**RECORD EXCERPTS**
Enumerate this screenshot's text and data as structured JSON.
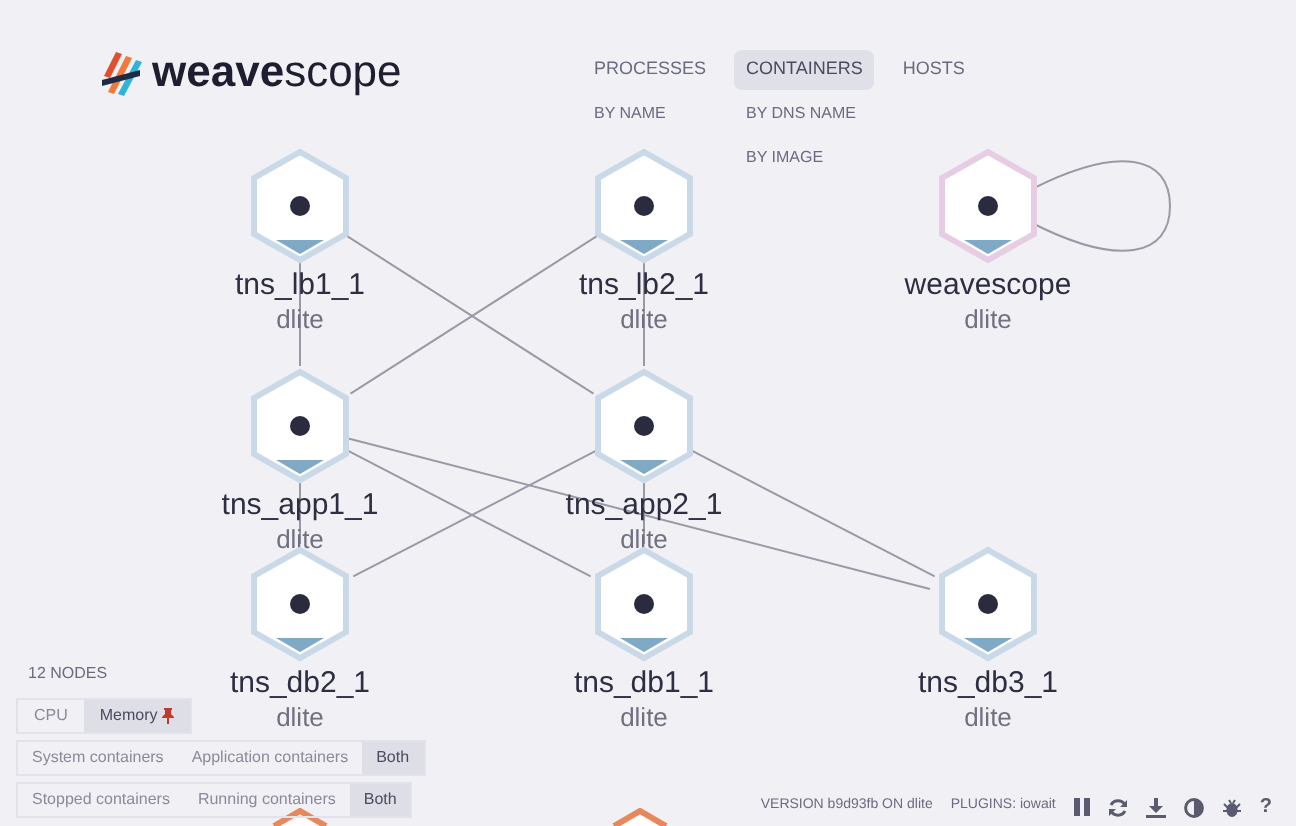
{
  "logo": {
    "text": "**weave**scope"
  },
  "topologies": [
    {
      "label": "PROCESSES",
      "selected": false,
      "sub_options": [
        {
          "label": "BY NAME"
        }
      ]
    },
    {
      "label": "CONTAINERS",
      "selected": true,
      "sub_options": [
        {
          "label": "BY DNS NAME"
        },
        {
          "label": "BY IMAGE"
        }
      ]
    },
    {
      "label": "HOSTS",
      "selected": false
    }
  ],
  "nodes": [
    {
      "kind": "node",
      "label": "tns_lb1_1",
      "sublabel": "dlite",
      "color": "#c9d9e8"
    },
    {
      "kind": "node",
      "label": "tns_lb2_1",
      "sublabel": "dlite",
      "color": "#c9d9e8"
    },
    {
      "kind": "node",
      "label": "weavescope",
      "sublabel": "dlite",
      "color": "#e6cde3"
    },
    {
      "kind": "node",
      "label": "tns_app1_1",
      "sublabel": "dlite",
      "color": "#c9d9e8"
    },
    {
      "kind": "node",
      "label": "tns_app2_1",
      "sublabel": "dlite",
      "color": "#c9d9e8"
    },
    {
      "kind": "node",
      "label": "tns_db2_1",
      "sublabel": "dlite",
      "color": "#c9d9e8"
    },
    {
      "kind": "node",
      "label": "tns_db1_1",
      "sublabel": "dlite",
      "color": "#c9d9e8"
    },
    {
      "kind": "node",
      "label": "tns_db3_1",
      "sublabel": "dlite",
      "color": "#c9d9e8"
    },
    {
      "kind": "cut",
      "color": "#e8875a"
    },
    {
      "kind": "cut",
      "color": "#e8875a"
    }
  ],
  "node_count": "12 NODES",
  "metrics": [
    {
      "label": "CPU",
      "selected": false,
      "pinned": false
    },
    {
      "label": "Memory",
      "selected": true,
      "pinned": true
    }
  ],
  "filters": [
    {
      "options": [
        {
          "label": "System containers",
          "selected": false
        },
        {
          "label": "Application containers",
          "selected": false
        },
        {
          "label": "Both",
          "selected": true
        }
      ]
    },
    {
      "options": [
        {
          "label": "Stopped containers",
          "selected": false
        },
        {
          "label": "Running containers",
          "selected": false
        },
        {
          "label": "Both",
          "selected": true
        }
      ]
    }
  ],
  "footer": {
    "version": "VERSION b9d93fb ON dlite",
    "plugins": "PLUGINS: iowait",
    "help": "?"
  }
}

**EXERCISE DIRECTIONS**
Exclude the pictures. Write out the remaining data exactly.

**TASK RESPONSE**
Enumerate this screenshot's text and data as structured JSON.
{
  "logo": {
    "text": "**weave**scope"
  },
  "topologies": [
    {
      "label": "PROCESSES",
      "selected": false,
      "sub_options": [
        {
          "label": "BY NAME"
        }
      ]
    },
    {
      "label": "CONTAINERS",
      "selected": true,
      "sub_options": [
        {
          "label": "BY DNS NAME"
        },
        {
          "label": "BY IMAGE"
        }
      ]
    },
    {
      "label": "HOSTS",
      "selected": false
    }
  ],
  "nodes": [
    {
      "kind": "node",
      "label": "tns_lb1_1",
      "sublabel": "dlite",
      "color": "#c9d9e8"
    },
    {
      "kind": "node",
      "label": "tns_lb2_1",
      "sublabel": "dlite",
      "color": "#c9d9e8"
    },
    {
      "kind": "node",
      "label": "weavescope",
      "sublabel": "dlite",
      "color": "#e6cde3"
    },
    {
      "kind": "node",
      "label": "tns_app1_1",
      "sublabel": "dlite",
      "color": "#c9d9e8"
    },
    {
      "kind": "node",
      "label": "tns_app2_1",
      "sublabel": "dlite",
      "color": "#c9d9e8"
    },
    {
      "kind": "node",
      "label": "tns_db2_1",
      "sublabel": "dlite",
      "color": "#c9d9e8"
    },
    {
      "kind": "node",
      "label": "tns_db1_1",
      "sublabel": "dlite",
      "color": "#c9d9e8"
    },
    {
      "kind": "node",
      "label": "tns_db3_1",
      "sublabel": "dlite",
      "color": "#c9d9e8"
    },
    {
      "kind": "cut",
      "color": "#e8875a"
    },
    {
      "kind": "cut",
      "color": "#e8875a"
    }
  ],
  "node_count": "12 NODES",
  "metrics": [
    {
      "label": "CPU",
      "selected": false,
      "pinned": false
    },
    {
      "label": "Memory",
      "selected": true,
      "pinned": true
    }
  ],
  "filters": [
    {
      "options": [
        {
          "label": "System containers",
          "selected": false
        },
        {
          "label": "Application containers",
          "selected": false
        },
        {
          "label": "Both",
          "selected": true
        }
      ]
    },
    {
      "options": [
        {
          "label": "Stopped containers",
          "selected": false
        },
        {
          "label": "Running containers",
          "selected": false
        },
        {
          "label": "Both",
          "selected": true
        }
      ]
    }
  ],
  "footer": {
    "version": "VERSION b9d93fb ON dlite",
    "plugins": "PLUGINS: iowait",
    "help": "?"
  }
}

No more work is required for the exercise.